Reproduce the data below exactly. Skip the pictures.
★ ★ ★ ★
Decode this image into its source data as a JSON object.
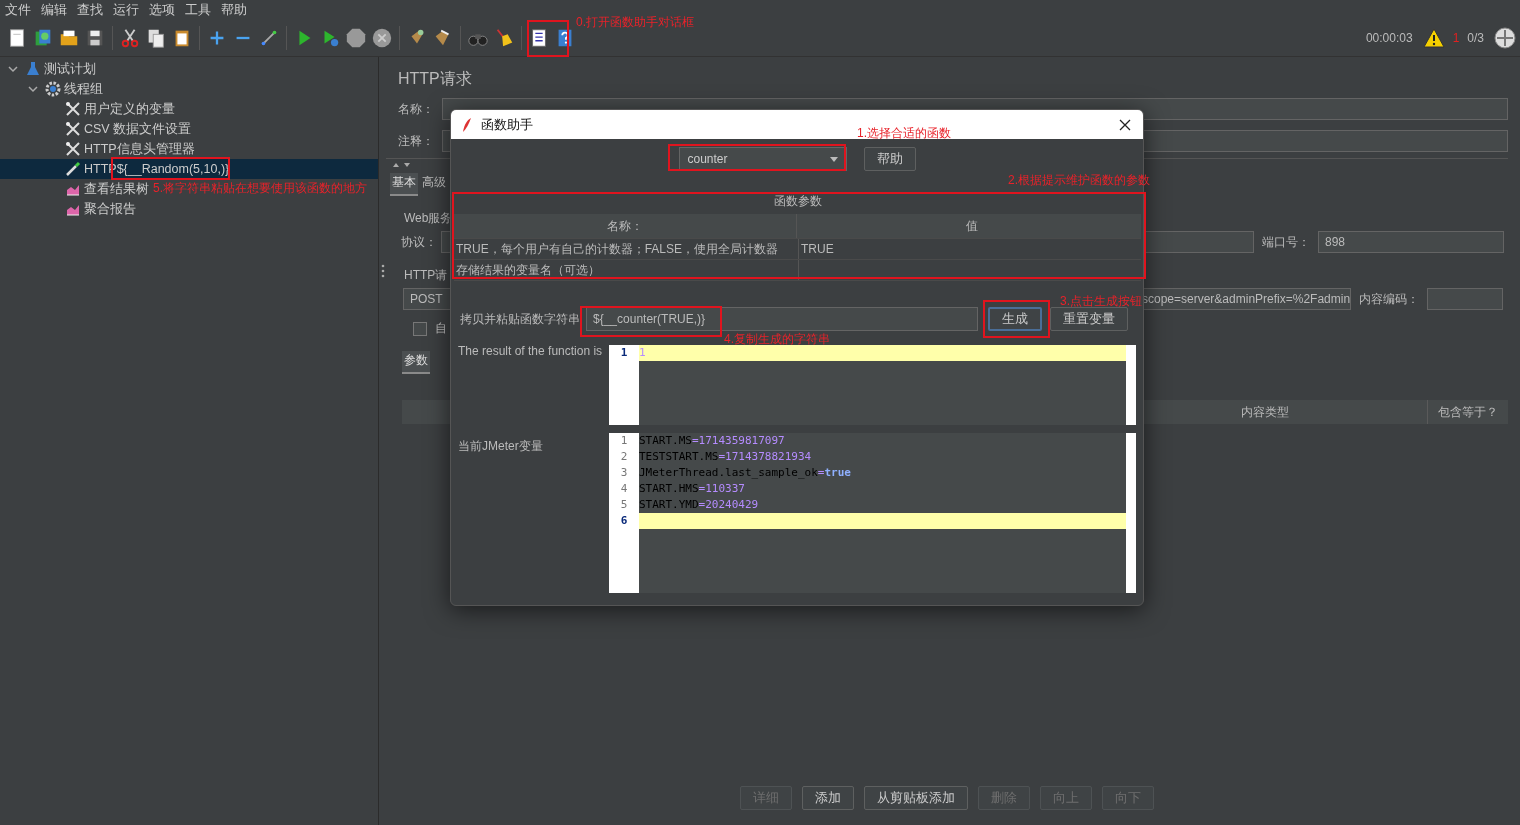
{
  "menu": [
    "文件",
    "编辑",
    "查找",
    "运行",
    "选项",
    "工具",
    "帮助"
  ],
  "status": {
    "elapsed": "00:00:03",
    "errors": "1",
    "threads": "0/3"
  },
  "tree": [
    {
      "label": "测试计划",
      "kind": "plan",
      "expanded": true,
      "selected": false,
      "children": [
        {
          "label": "线程组",
          "kind": "threads",
          "expanded": true,
          "selected": false,
          "children": [
            {
              "label": "用户定义的变量",
              "kind": "config",
              "selected": false
            },
            {
              "label": "CSV 数据文件设置",
              "kind": "config",
              "selected": false
            },
            {
              "label": "HTTP信息头管理器",
              "kind": "config",
              "selected": false
            },
            {
              "label": "HTTP${__Random(5,10,)}",
              "kind": "sampler",
              "selected": true
            },
            {
              "label": "查看结果树",
              "kind": "listener",
              "selected": false
            },
            {
              "label": "聚合报告",
              "kind": "listener",
              "selected": false
            }
          ]
        }
      ]
    }
  ],
  "sampler": {
    "title": "HTTP请求",
    "name_label": "名称：",
    "comment_label": "注释：",
    "tabs": [
      {
        "label": "基本",
        "selected": true
      },
      {
        "label": "高级",
        "selected": false
      }
    ],
    "web_group": "Web服务",
    "protocol_label": "协议：",
    "port_label": "端口号：",
    "port": "898",
    "request_group": "HTTP请",
    "method": "POST",
    "path": "scope=server&adminPrefix=%2Fadmin",
    "encoding_label": "内容编码：",
    "auto": {
      "label": "自",
      "checked": false
    },
    "param_tabs": [
      {
        "label": "参数",
        "selected": true
      }
    ],
    "columns": [
      "内容类型",
      "包含等于？"
    ],
    "buttons": [
      {
        "label": "详细",
        "disabled": true
      },
      {
        "label": "添加",
        "disabled": false
      },
      {
        "label": "从剪贴板添加",
        "disabled": false
      },
      {
        "label": "删除",
        "disabled": true
      },
      {
        "label": "向上",
        "disabled": true
      },
      {
        "label": "向下",
        "disabled": true
      }
    ]
  },
  "dialog": {
    "title": "函数助手",
    "function": "counter",
    "help_button": "帮助",
    "params_title": "函数参数",
    "param_columns": [
      "名称：",
      "值"
    ],
    "params": [
      {
        "name": "TRUE，每个用户有自己的计数器；FALSE，使用全局计数器",
        "value": "TRUE"
      },
      {
        "name": "存储结果的变量名（可选）"
      }
    ],
    "copy_label": "拷贝并粘贴函数字符串",
    "function_string": "${__counter(TRUE,)}",
    "generate_button": {
      "label": "生成",
      "focused": true
    },
    "reset_button": "重置变量",
    "result_label": "The result of the function is",
    "result_lines": [
      {
        "number": "1",
        "text": "1",
        "selected": true
      }
    ],
    "vars_label": "当前JMeter变量",
    "var_lines": [
      {
        "number": "1",
        "key": "START.MS",
        "sep": "=",
        "value": "1714359817097",
        "kind": "number",
        "selected": false
      },
      {
        "number": "2",
        "key": "TESTSTART.MS",
        "sep": "=",
        "value": "1714378821934",
        "kind": "number",
        "selected": false
      },
      {
        "number": "3",
        "key": "JMeterThread.last_sample_ok",
        "sep": "=",
        "value": "true",
        "kind": "boolean",
        "selected": false
      },
      {
        "number": "4",
        "key": "START.HMS",
        "sep": "=",
        "value": "110337",
        "kind": "number",
        "selected": false
      },
      {
        "number": "5",
        "key": "START.YMD",
        "sep": "=",
        "value": "20240429",
        "kind": "number",
        "selected": false
      },
      {
        "number": "6",
        "selected": true
      }
    ]
  },
  "annotations": [
    "0.打开函数助手对话框",
    "1.选择合适的函数",
    "2.根据提示维护函数的参数",
    "3.点击生成按钮",
    "4.复制生成的字符串",
    "5.将字符串粘贴在想要使用该函数的地方"
  ]
}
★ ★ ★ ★
| ANSWER BOX |
Decode this image into its source data as a JSON object.
{
  "menu": [
    "文件",
    "编辑",
    "查找",
    "运行",
    "选项",
    "工具",
    "帮助"
  ],
  "status": {
    "elapsed": "00:00:03",
    "errors": "1",
    "threads": "0/3"
  },
  "tree": [
    {
      "label": "测试计划",
      "kind": "plan",
      "expanded": true,
      "selected": false,
      "children": [
        {
          "label": "线程组",
          "kind": "threads",
          "expanded": true,
          "selected": false,
          "children": [
            {
              "label": "用户定义的变量",
              "kind": "config",
              "selected": false
            },
            {
              "label": "CSV 数据文件设置",
              "kind": "config",
              "selected": false
            },
            {
              "label": "HTTP信息头管理器",
              "kind": "config",
              "selected": false
            },
            {
              "label": "HTTP${__Random(5,10,)}",
              "kind": "sampler",
              "selected": true
            },
            {
              "label": "查看结果树",
              "kind": "listener",
              "selected": false
            },
            {
              "label": "聚合报告",
              "kind": "listener",
              "selected": false
            }
          ]
        }
      ]
    }
  ],
  "sampler": {
    "title": "HTTP请求",
    "name_label": "名称：",
    "comment_label": "注释：",
    "tabs": [
      {
        "label": "基本",
        "selected": true
      },
      {
        "label": "高级",
        "selected": false
      }
    ],
    "web_group": "Web服务",
    "protocol_label": "协议：",
    "port_label": "端口号：",
    "port": "898",
    "request_group": "HTTP请",
    "method": "POST",
    "path": "scope=server&adminPrefix=%2Fadmin",
    "encoding_label": "内容编码：",
    "auto": {
      "label": "自",
      "checked": false
    },
    "param_tabs": [
      {
        "label": "参数",
        "selected": true
      }
    ],
    "columns": [
      "内容类型",
      "包含等于？"
    ],
    "buttons": [
      {
        "label": "详细",
        "disabled": true
      },
      {
        "label": "添加",
        "disabled": false
      },
      {
        "label": "从剪贴板添加",
        "disabled": false
      },
      {
        "label": "删除",
        "disabled": true
      },
      {
        "label": "向上",
        "disabled": true
      },
      {
        "label": "向下",
        "disabled": true
      }
    ]
  },
  "dialog": {
    "title": "函数助手",
    "function": "counter",
    "help_button": "帮助",
    "params_title": "函数参数",
    "param_columns": [
      "名称：",
      "值"
    ],
    "params": [
      {
        "name": "TRUE，每个用户有自己的计数器；FALSE，使用全局计数器",
        "value": "TRUE"
      },
      {
        "name": "存储结果的变量名（可选）"
      }
    ],
    "copy_label": "拷贝并粘贴函数字符串",
    "function_string": "${__counter(TRUE,)}",
    "generate_button": {
      "label": "生成",
      "focused": true
    },
    "reset_button": "重置变量",
    "result_label": "The result of the function is",
    "result_lines": [
      {
        "number": "1",
        "text": "1",
        "selected": true
      }
    ],
    "vars_label": "当前JMeter变量",
    "var_lines": [
      {
        "number": "1",
        "key": "START.MS",
        "sep": "=",
        "value": "1714359817097",
        "kind": "number",
        "selected": false
      },
      {
        "number": "2",
        "key": "TESTSTART.MS",
        "sep": "=",
        "value": "1714378821934",
        "kind": "number",
        "selected": false
      },
      {
        "number": "3",
        "key": "JMeterThread.last_sample_ok",
        "sep": "=",
        "value": "true",
        "kind": "boolean",
        "selected": false
      },
      {
        "number": "4",
        "key": "START.HMS",
        "sep": "=",
        "value": "110337",
        "kind": "number",
        "selected": false
      },
      {
        "number": "5",
        "key": "START.YMD",
        "sep": "=",
        "value": "20240429",
        "kind": "number",
        "selected": false
      },
      {
        "number": "6",
        "selected": true
      }
    ]
  },
  "annotations": [
    "0.打开函数助手对话框",
    "1.选择合适的函数",
    "2.根据提示维护函数的参数",
    "3.点击生成按钮",
    "4.复制生成的字符串",
    "5.将字符串粘贴在想要使用该函数的地方"
  ]
}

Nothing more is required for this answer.